◆ **Task goal**
The answer must give back every line of the data exactly, with no pictures.

◆ **Supplied material**

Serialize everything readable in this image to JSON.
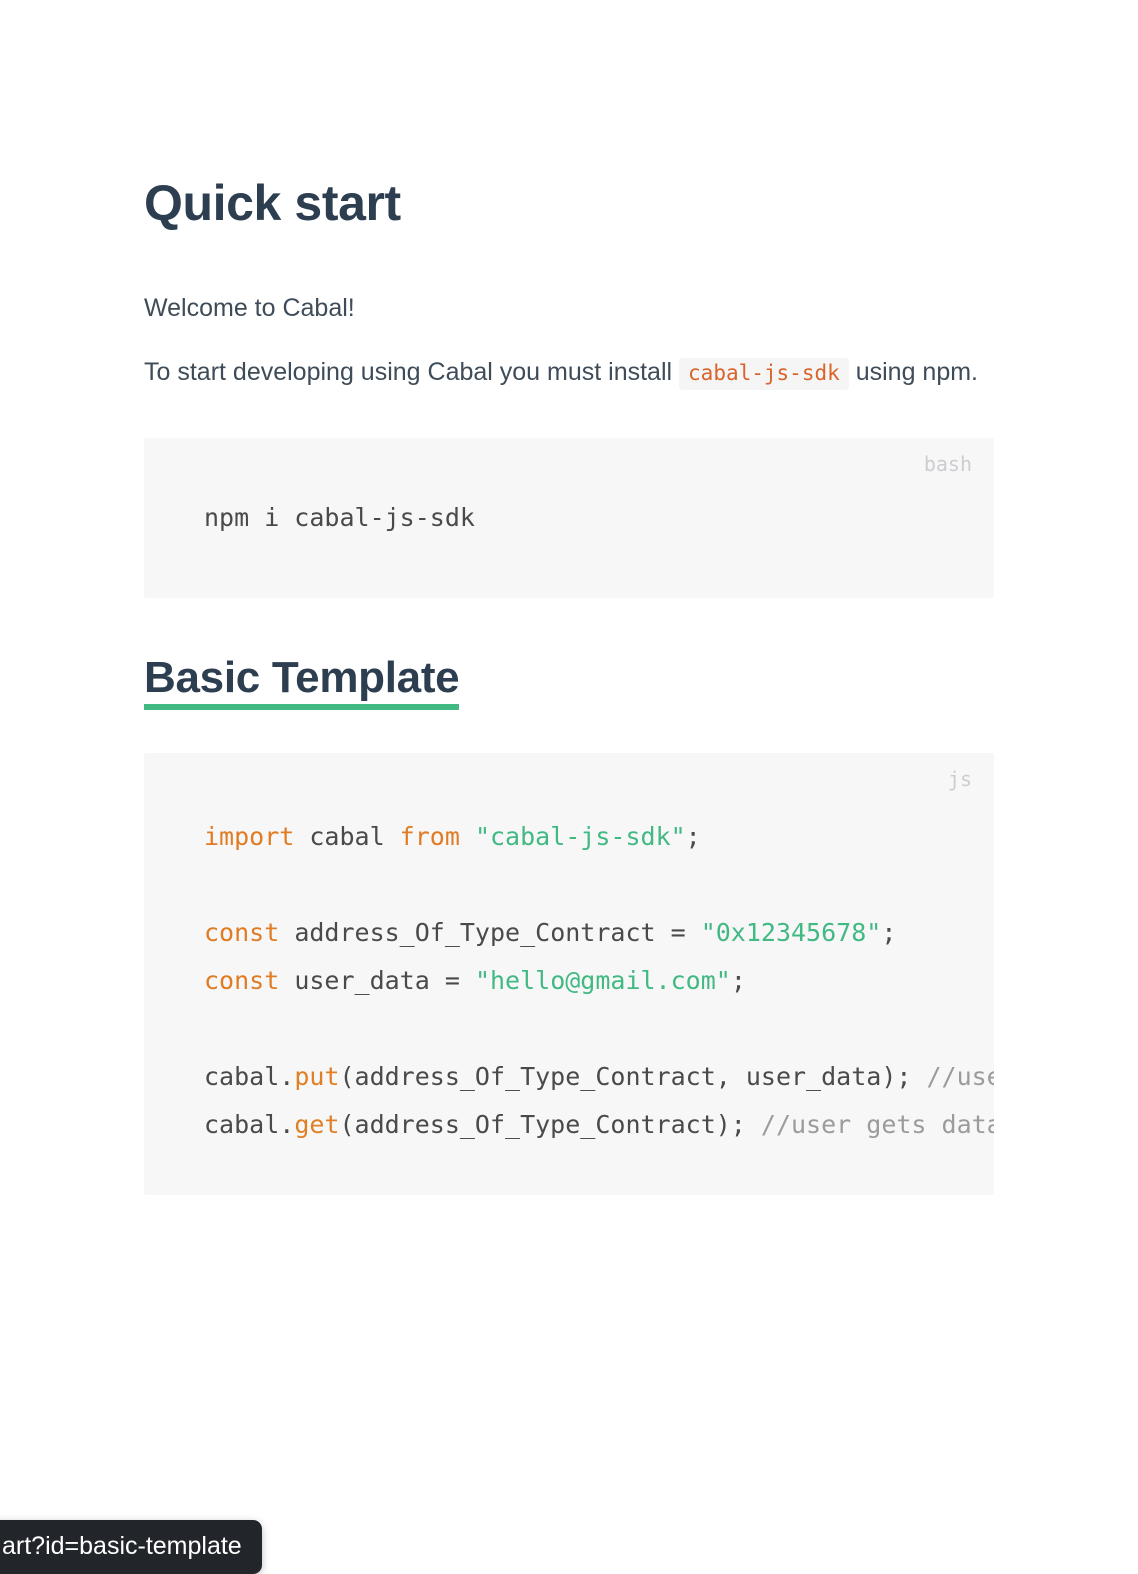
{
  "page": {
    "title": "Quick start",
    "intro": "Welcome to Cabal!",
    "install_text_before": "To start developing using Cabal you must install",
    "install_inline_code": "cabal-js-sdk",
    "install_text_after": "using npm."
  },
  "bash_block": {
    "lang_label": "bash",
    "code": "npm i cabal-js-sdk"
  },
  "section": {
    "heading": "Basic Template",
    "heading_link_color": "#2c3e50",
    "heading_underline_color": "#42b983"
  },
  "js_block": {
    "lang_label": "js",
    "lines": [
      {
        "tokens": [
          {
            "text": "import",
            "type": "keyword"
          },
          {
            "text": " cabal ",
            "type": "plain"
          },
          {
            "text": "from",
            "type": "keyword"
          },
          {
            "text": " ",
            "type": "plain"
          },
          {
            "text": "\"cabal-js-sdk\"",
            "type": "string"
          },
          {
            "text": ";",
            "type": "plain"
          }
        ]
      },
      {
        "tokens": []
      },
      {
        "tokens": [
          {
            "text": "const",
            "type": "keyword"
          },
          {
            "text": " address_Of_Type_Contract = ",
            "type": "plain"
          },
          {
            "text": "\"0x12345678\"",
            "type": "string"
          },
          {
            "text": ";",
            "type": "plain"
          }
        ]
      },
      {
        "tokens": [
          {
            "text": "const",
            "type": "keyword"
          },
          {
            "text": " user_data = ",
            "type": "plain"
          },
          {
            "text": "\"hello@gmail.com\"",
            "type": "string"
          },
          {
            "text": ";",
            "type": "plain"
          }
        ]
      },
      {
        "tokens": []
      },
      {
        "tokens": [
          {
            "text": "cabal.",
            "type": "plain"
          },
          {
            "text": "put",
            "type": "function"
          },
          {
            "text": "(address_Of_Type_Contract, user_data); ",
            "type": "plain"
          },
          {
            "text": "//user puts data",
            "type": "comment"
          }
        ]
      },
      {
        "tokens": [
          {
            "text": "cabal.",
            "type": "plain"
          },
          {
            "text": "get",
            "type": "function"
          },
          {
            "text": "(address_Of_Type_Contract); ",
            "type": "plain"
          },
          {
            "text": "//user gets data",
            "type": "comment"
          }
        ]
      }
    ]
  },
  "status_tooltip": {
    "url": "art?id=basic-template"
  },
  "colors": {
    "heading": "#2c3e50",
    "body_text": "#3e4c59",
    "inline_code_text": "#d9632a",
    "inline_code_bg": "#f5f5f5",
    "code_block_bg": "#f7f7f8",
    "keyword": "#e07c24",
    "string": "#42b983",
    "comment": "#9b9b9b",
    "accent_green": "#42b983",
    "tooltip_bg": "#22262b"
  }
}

◆ **Problem solution**
Serialize everything readable in this image to JSON.
{
  "page": {
    "title": "Quick start",
    "intro": "Welcome to Cabal!",
    "install_text_before": "To start developing using Cabal you must install",
    "install_inline_code": "cabal-js-sdk",
    "install_text_after": "using npm."
  },
  "bash_block": {
    "lang_label": "bash",
    "code": "npm i cabal-js-sdk"
  },
  "section": {
    "heading": "Basic Template",
    "heading_link_color": "#2c3e50",
    "heading_underline_color": "#42b983"
  },
  "js_block": {
    "lang_label": "js",
    "lines": [
      {
        "tokens": [
          {
            "text": "import",
            "type": "keyword"
          },
          {
            "text": " cabal ",
            "type": "plain"
          },
          {
            "text": "from",
            "type": "keyword"
          },
          {
            "text": " ",
            "type": "plain"
          },
          {
            "text": "\"cabal-js-sdk\"",
            "type": "string"
          },
          {
            "text": ";",
            "type": "plain"
          }
        ]
      },
      {
        "tokens": []
      },
      {
        "tokens": [
          {
            "text": "const",
            "type": "keyword"
          },
          {
            "text": " address_Of_Type_Contract = ",
            "type": "plain"
          },
          {
            "text": "\"0x12345678\"",
            "type": "string"
          },
          {
            "text": ";",
            "type": "plain"
          }
        ]
      },
      {
        "tokens": [
          {
            "text": "const",
            "type": "keyword"
          },
          {
            "text": " user_data = ",
            "type": "plain"
          },
          {
            "text": "\"hello@gmail.com\"",
            "type": "string"
          },
          {
            "text": ";",
            "type": "plain"
          }
        ]
      },
      {
        "tokens": []
      },
      {
        "tokens": [
          {
            "text": "cabal.",
            "type": "plain"
          },
          {
            "text": "put",
            "type": "function"
          },
          {
            "text": "(address_Of_Type_Contract, user_data); ",
            "type": "plain"
          },
          {
            "text": "//user puts data",
            "type": "comment"
          }
        ]
      },
      {
        "tokens": [
          {
            "text": "cabal.",
            "type": "plain"
          },
          {
            "text": "get",
            "type": "function"
          },
          {
            "text": "(address_Of_Type_Contract); ",
            "type": "plain"
          },
          {
            "text": "//user gets data",
            "type": "comment"
          }
        ]
      }
    ]
  },
  "status_tooltip": {
    "url": "art?id=basic-template"
  },
  "colors": {
    "heading": "#2c3e50",
    "body_text": "#3e4c59",
    "inline_code_text": "#d9632a",
    "inline_code_bg": "#f5f5f5",
    "code_block_bg": "#f7f7f8",
    "keyword": "#e07c24",
    "string": "#42b983",
    "comment": "#9b9b9b",
    "accent_green": "#42b983",
    "tooltip_bg": "#22262b"
  }
}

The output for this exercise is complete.